The European and Australian estimates might be a touch low, because Sam Briggs and Kara Webb’s numbers are based only on their Open and regional finishes--if they had finished in the top five at the Games, say, the gap between the teams would be narrower.

These results reflect an interesting signal in the data: all eight women in this year’s Invitational are very strong, with every single one having posted a worldwide top 10 in either the Open, regionals or the Games in 2014. So the teams are fairly evenly matched on the women’s side.

The men’s side is a different story. Froning and Khalipa are arguably the top two male CrossFit athletes on the planet, and while the six men on the other three teams are incredible, they have not performed at the ultra-elite level of the Americans this year. If the historical pattern we see from Games teams data is a guide, the Froning-Khalipa edge translates to about a 3:1 edge for USA over each of the other three teams, and even odds that USA beats all three teams for the overall win.

Will these teams act as the sum of their parts, or will some of those parts defy the numbers?

We'll have to watch to find out.
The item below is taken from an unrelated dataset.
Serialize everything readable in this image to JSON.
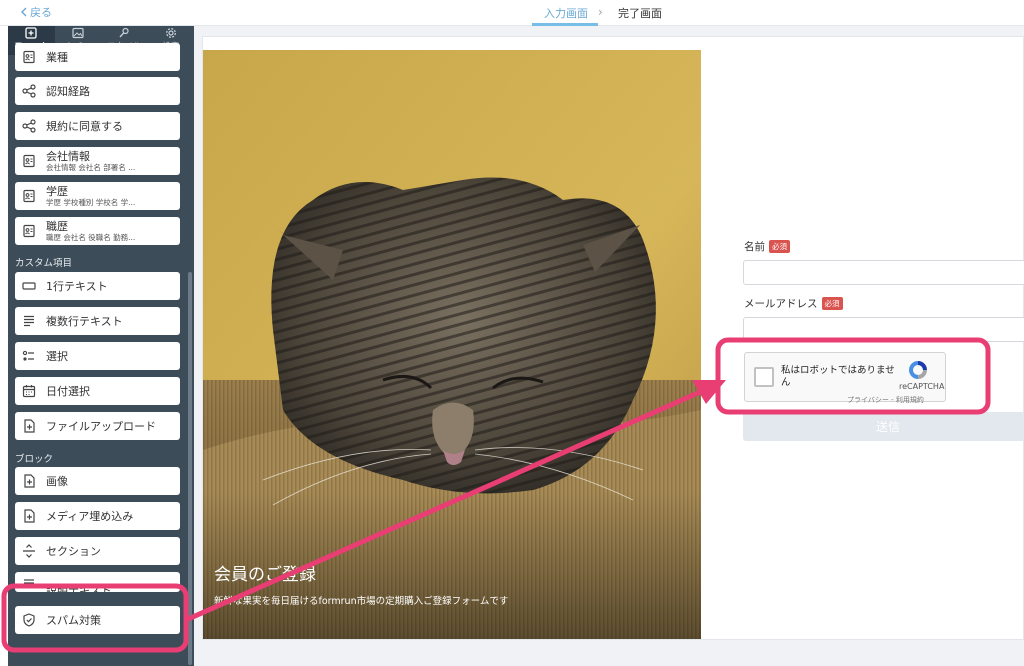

Tech Notes

To keep this post readable, some of the gory details of the analysis have been omitted. For those who’d like to read more, a more detailed technical account of the analysis is provided here.

About the Authors

Mike Macpherson (@datawod) has been doing CrossFit since 2010, and analyzing Games data for about as long. He teaches genetics and statistics at Chapman University.

Megan Mitchell is a staff writer and editor at CrossFit.